> **DESCRIPTION OF THE TASK**: Please find every line in the records below that contains the word "face", and copy it.

> **DATA PROVIDED**:
────────────────
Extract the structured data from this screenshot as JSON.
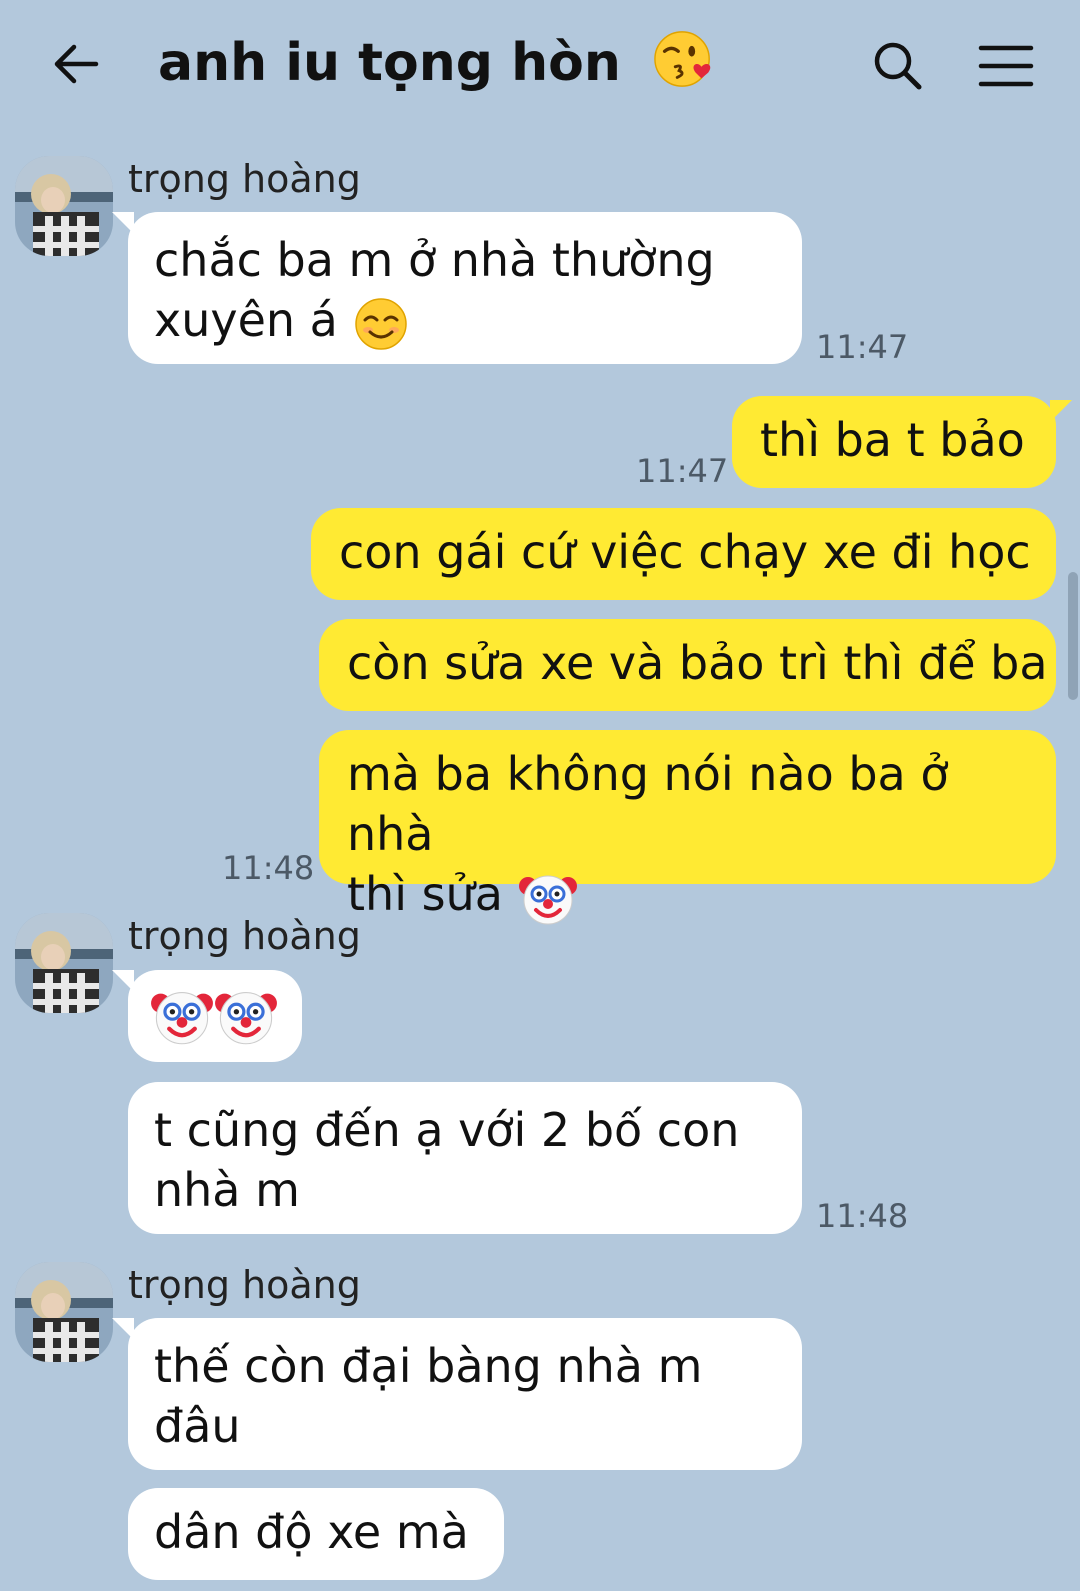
{
  "header": {
    "title": "anh iu tọng hòn",
    "title_emoji": "face-blowing-a-kiss",
    "back_icon": "back-arrow-icon",
    "search_icon": "search-icon",
    "menu_icon": "menu-icon"
  },
  "colors": {
    "background": "#b3c8dc",
    "incoming_bubble": "#ffffff",
    "outgoing_bubble": "#ffea33",
    "timestamp": "#4c5966"
  },
  "messages": [
    {
      "sender": "trọng hoàng",
      "text": "chắc ba m ở nhà thường",
      "text2": "xuyên á",
      "emoji": "smiling-face-with-smiling-eyes",
      "time": "11:47"
    },
    {
      "sender": "me",
      "text": "thì ba t bảo",
      "time": "11:47"
    },
    {
      "sender": "me",
      "text": "con gái cứ việc chạy xe đi học"
    },
    {
      "sender": "me",
      "text": "còn sửa xe và bảo trì thì để ba"
    },
    {
      "sender": "me",
      "text": "mà ba không nói nào ba ở nhà",
      "text2": "thì sửa",
      "emoji": "clown-face",
      "time": "11:48"
    },
    {
      "sender": "trọng hoàng",
      "emoji": "clown-face x2"
    },
    {
      "sender": "trọng hoàng",
      "text": "t cũng đến ạ với 2 bố con",
      "text2": "nhà m",
      "time": "11:48"
    },
    {
      "sender": "trọng hoàng",
      "text": "thế còn đại bàng nhà m",
      "text2": "đâu"
    },
    {
      "sender": "trọng hoàng",
      "text": "dân độ xe mà"
    }
  ]
}
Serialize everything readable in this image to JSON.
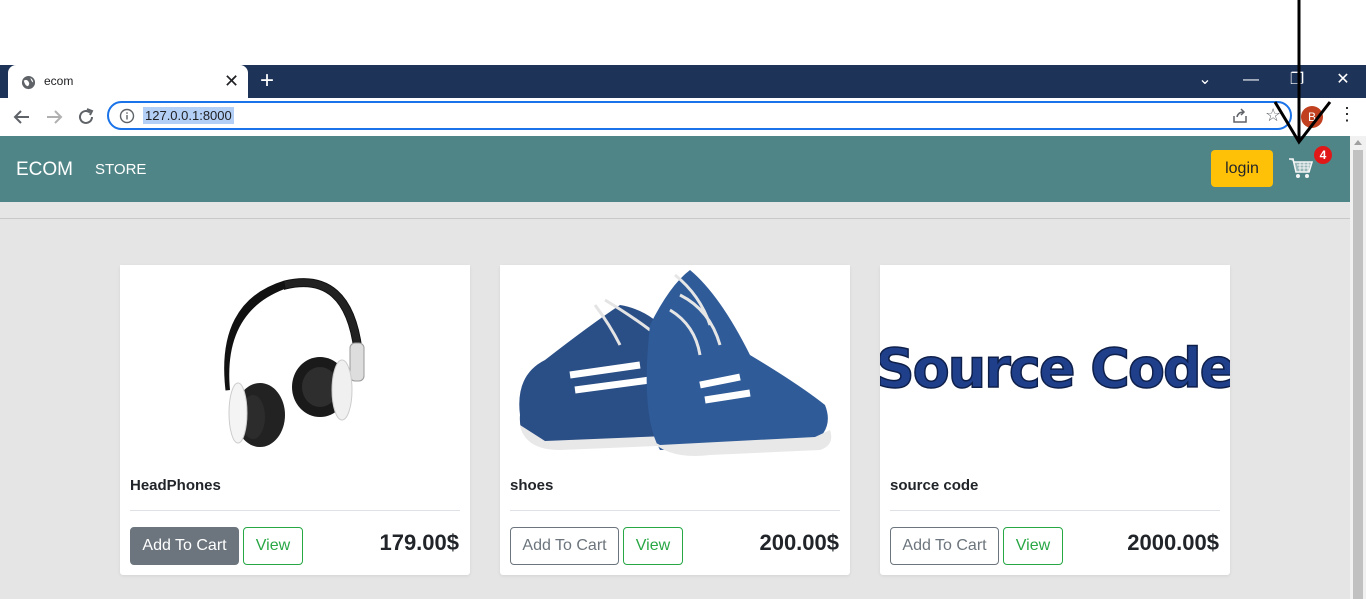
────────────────
> **EXERCISE OUTPUT**:
    "title_emoji": "face-blowing-a-kiss",
      "emoji": "smiling-face-with-smiling-eyes",
      "emoji": "clown-face",
      "emoji": "clown-face x2"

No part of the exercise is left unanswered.